▸ **Work required**
Please filter the data down to the lines that include the word "Avatar" and copy them.

[Data records for software interfaces]
╔══

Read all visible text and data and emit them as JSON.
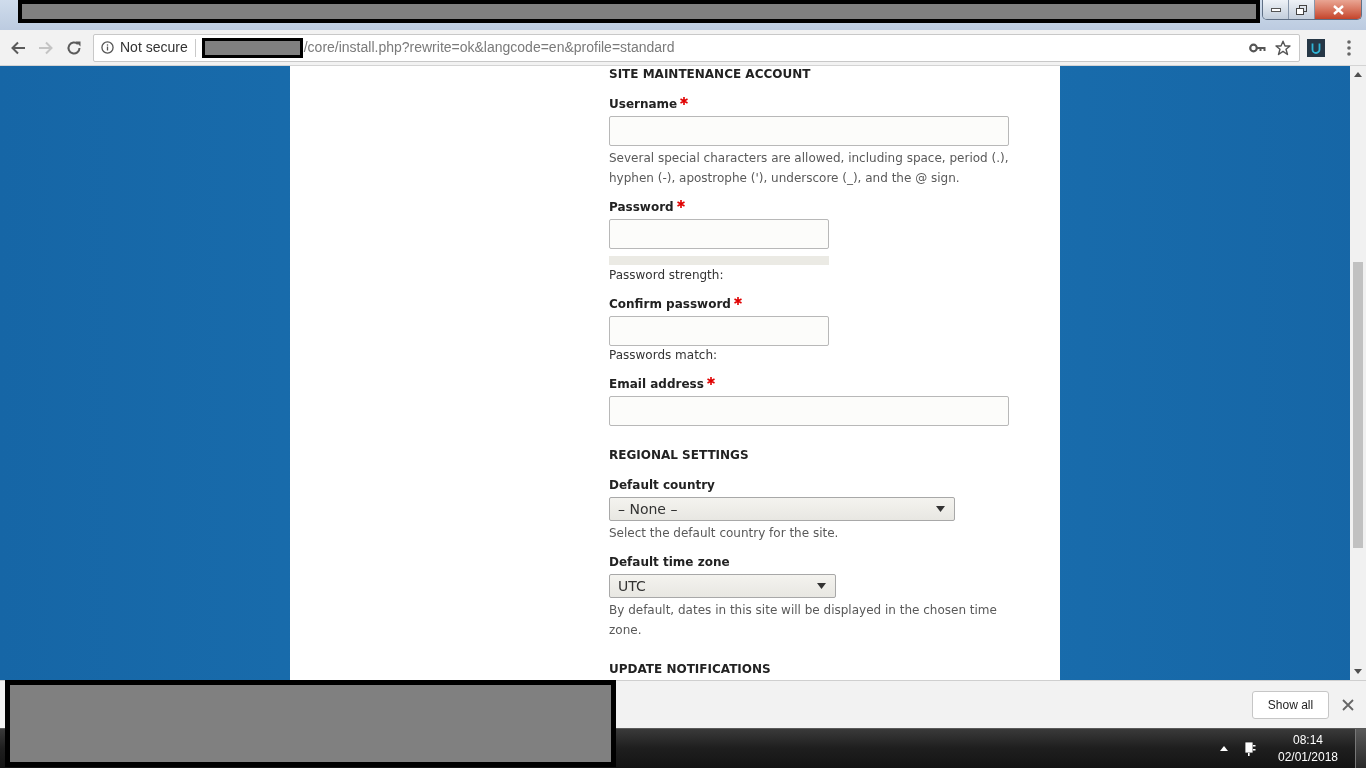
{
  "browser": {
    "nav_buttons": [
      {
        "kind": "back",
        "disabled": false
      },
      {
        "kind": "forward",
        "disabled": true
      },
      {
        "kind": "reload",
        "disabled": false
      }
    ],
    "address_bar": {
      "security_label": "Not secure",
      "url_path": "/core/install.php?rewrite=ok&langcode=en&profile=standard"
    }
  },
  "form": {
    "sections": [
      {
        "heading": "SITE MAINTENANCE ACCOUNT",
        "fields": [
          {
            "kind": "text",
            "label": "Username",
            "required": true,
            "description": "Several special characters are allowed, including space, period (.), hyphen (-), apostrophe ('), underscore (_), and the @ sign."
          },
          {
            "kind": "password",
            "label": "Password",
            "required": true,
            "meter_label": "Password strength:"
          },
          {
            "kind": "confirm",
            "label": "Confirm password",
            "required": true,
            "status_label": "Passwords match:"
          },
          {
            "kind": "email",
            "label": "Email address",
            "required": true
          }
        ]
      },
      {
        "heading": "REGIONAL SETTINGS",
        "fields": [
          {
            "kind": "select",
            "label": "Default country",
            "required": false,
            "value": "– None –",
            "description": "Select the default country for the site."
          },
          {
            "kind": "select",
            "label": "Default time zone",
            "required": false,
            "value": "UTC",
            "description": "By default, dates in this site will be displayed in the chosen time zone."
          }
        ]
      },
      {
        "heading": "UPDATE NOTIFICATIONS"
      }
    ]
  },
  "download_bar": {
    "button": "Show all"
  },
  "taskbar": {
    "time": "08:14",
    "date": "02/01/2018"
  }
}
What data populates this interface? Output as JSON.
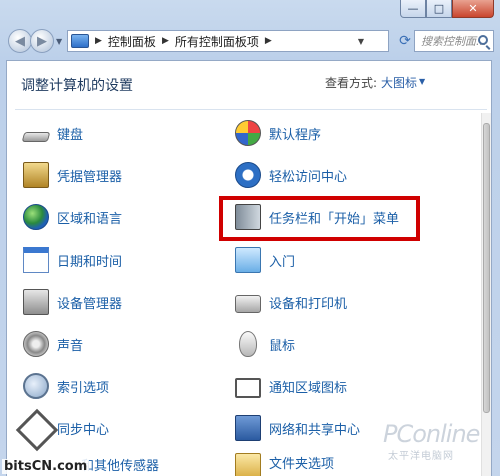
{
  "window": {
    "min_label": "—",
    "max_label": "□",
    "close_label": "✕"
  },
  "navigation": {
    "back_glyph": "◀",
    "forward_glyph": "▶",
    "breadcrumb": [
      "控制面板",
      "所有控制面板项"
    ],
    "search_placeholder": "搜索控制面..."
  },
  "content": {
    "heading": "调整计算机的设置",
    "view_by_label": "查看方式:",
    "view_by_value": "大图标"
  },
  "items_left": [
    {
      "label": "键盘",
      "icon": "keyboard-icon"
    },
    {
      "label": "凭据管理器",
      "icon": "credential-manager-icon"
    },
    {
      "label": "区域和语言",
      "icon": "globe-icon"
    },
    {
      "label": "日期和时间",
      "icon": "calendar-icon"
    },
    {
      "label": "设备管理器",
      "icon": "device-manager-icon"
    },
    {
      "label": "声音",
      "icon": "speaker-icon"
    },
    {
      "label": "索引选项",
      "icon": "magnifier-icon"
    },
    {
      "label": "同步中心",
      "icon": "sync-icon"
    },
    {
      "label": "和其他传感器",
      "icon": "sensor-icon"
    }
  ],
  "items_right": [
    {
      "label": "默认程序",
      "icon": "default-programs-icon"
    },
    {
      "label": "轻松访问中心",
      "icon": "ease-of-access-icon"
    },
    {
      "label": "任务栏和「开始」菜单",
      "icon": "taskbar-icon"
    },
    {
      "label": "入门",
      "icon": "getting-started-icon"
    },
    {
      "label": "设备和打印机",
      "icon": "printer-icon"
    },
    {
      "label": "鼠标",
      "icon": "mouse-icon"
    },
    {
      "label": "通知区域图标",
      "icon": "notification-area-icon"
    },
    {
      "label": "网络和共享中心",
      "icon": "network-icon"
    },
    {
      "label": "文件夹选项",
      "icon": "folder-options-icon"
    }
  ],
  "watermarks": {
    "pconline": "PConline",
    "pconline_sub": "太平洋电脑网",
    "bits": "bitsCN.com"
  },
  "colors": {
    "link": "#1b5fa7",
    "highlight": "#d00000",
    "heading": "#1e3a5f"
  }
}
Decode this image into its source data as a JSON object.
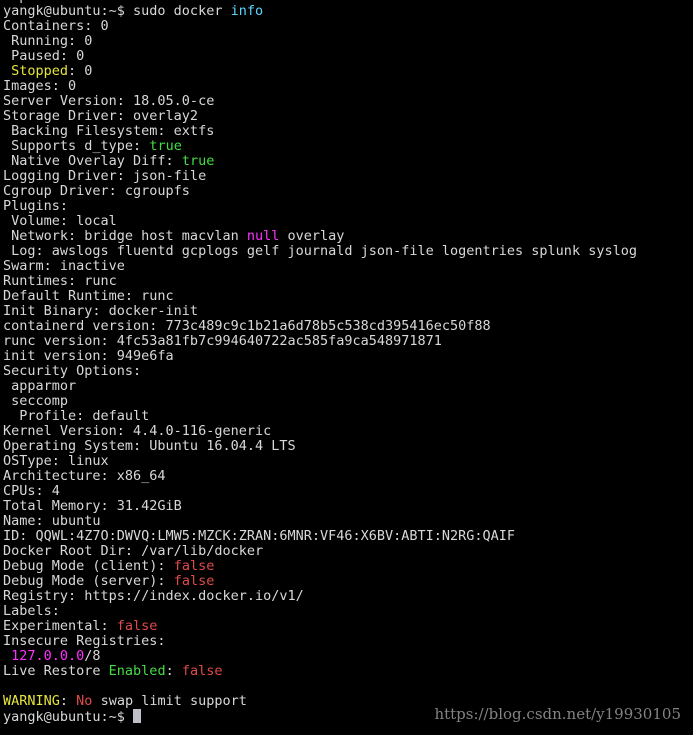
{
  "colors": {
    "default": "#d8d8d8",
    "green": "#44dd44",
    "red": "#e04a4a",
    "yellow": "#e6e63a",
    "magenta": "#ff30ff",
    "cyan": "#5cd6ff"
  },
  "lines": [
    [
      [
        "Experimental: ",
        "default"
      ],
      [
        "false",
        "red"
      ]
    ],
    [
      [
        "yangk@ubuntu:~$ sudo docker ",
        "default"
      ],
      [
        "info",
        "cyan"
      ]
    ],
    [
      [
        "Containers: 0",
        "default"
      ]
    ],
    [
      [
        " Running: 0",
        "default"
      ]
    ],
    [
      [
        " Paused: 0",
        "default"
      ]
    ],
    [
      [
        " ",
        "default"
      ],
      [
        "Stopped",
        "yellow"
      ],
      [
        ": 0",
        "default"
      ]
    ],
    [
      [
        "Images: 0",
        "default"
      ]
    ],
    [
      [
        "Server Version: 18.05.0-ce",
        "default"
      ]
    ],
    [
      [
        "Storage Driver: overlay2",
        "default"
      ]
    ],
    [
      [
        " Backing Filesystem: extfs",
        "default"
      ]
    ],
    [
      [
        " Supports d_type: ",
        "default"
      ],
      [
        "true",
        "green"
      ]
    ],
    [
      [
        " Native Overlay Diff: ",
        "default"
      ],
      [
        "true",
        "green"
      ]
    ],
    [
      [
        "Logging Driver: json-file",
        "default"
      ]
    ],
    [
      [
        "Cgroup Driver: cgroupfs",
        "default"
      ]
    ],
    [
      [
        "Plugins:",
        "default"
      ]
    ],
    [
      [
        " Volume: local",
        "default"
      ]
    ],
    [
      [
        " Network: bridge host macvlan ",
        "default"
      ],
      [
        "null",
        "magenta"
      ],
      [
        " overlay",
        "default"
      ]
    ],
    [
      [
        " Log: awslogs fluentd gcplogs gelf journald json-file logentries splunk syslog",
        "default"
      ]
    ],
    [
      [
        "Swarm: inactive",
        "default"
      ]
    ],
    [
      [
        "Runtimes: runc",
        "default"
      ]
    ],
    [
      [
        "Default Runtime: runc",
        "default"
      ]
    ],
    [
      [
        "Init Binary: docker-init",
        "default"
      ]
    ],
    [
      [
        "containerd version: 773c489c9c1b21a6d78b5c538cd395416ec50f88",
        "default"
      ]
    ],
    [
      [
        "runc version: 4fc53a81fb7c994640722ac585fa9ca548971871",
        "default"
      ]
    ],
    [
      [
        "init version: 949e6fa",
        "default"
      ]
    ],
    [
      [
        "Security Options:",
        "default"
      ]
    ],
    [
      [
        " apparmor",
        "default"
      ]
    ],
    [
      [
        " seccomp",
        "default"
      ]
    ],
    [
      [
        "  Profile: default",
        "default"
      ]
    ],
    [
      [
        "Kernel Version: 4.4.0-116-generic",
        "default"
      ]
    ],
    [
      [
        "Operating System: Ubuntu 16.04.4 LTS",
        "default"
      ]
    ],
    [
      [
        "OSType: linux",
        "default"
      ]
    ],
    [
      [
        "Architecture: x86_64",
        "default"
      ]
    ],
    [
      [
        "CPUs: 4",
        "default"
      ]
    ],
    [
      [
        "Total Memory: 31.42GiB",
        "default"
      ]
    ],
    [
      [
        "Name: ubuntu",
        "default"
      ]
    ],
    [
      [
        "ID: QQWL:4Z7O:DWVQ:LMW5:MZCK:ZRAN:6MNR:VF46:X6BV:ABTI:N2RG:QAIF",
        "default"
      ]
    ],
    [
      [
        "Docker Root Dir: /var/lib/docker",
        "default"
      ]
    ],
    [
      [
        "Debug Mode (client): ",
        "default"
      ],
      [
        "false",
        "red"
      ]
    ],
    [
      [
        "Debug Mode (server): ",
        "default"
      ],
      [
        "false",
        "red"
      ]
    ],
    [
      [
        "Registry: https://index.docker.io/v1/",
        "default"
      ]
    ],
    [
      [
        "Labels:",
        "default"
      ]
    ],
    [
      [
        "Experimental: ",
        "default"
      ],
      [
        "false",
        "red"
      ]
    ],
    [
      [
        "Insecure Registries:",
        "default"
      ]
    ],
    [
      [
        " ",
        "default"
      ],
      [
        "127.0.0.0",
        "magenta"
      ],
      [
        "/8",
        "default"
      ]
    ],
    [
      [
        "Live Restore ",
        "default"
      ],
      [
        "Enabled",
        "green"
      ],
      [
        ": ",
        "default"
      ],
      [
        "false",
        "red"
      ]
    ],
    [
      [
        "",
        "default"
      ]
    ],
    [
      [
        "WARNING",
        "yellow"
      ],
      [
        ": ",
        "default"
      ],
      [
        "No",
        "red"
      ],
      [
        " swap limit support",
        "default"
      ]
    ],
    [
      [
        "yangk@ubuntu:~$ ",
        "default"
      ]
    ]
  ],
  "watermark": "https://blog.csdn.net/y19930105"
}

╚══
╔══

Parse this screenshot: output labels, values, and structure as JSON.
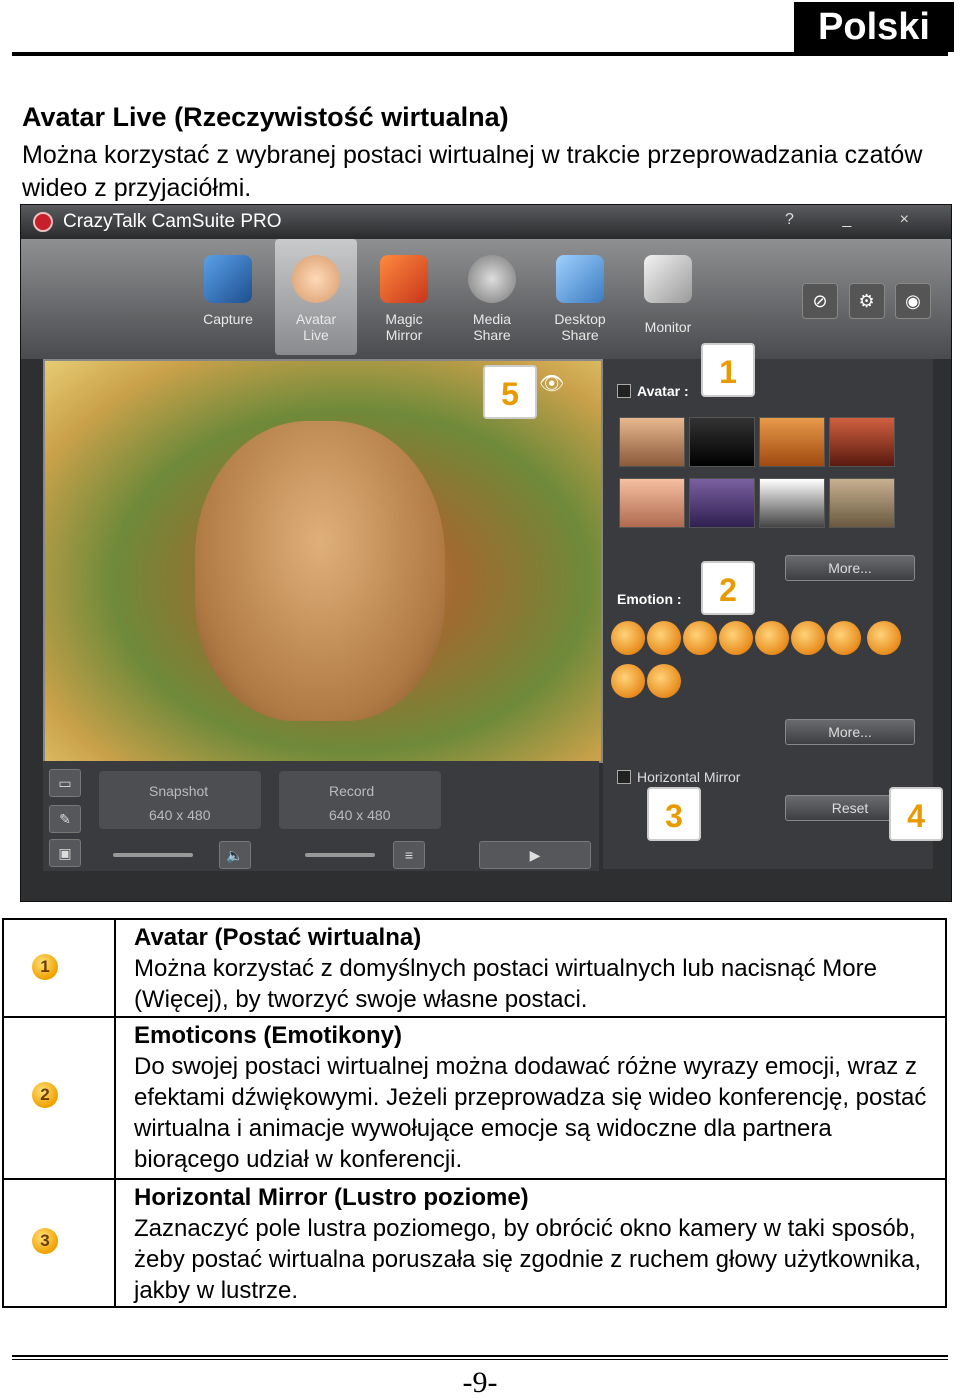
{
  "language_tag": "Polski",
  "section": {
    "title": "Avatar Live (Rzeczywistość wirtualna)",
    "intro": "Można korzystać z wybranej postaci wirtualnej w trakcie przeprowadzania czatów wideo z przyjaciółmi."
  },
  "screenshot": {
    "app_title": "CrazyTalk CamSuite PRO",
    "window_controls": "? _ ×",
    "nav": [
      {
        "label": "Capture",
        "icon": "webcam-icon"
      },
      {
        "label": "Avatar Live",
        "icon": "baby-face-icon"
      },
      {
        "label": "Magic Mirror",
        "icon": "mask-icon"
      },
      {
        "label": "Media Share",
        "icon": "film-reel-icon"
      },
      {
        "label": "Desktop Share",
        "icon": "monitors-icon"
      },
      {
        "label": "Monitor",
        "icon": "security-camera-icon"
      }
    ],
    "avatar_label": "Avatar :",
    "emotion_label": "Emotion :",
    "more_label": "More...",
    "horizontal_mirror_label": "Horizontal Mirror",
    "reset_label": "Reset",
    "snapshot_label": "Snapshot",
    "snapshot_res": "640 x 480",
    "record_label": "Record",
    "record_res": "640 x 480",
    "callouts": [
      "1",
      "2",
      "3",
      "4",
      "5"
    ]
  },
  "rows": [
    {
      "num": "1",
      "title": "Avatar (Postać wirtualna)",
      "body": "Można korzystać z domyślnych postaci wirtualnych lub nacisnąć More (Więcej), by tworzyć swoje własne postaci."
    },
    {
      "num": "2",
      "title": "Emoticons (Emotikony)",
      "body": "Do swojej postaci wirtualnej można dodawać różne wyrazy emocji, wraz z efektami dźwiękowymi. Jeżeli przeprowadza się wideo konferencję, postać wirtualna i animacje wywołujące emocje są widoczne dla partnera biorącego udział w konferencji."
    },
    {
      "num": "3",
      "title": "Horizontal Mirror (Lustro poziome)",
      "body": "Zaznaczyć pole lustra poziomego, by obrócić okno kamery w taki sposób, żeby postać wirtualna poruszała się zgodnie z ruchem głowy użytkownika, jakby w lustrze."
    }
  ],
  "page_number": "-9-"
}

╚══
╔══

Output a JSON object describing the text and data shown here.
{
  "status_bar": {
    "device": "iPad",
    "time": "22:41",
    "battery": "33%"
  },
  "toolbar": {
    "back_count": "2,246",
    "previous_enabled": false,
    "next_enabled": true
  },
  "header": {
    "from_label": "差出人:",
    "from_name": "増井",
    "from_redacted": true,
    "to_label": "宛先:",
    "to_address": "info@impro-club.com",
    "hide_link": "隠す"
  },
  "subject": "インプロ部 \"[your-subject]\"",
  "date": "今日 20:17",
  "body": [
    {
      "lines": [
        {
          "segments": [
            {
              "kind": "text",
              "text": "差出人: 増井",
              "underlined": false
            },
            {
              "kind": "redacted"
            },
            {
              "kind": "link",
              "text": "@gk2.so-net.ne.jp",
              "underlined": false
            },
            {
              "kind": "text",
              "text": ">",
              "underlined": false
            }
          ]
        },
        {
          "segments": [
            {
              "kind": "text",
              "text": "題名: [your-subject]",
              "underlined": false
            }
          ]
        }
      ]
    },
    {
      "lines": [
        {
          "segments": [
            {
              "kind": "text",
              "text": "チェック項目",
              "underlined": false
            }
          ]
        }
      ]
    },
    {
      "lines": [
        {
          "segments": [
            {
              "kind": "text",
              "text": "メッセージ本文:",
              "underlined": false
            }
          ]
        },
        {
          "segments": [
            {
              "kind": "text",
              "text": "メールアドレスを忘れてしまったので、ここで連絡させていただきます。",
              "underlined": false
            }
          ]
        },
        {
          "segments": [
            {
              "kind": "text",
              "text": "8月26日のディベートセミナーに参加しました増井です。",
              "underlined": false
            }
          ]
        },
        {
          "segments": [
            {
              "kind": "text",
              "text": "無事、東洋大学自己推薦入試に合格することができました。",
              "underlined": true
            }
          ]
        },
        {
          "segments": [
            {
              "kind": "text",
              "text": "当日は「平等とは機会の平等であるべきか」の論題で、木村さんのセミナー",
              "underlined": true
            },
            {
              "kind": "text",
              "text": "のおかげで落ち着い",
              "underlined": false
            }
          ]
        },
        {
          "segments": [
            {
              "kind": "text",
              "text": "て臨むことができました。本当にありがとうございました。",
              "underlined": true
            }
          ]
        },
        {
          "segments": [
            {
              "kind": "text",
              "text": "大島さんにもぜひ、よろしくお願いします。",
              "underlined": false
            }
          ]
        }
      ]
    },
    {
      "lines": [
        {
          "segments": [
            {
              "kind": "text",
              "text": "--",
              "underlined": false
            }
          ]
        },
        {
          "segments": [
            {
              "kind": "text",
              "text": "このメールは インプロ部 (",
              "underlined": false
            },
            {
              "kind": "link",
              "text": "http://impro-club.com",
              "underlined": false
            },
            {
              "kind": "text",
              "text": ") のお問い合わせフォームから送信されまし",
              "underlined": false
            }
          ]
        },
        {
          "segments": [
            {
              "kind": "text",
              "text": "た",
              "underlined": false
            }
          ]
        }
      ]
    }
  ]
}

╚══

▸ **Output for this task**
    "title": "Avatar Live (Rzeczywistość wirtualna)",
        "label": "Avatar Live",
    "avatar_label": "Avatar :",
      "title": "Avatar (Postać wirtualna)",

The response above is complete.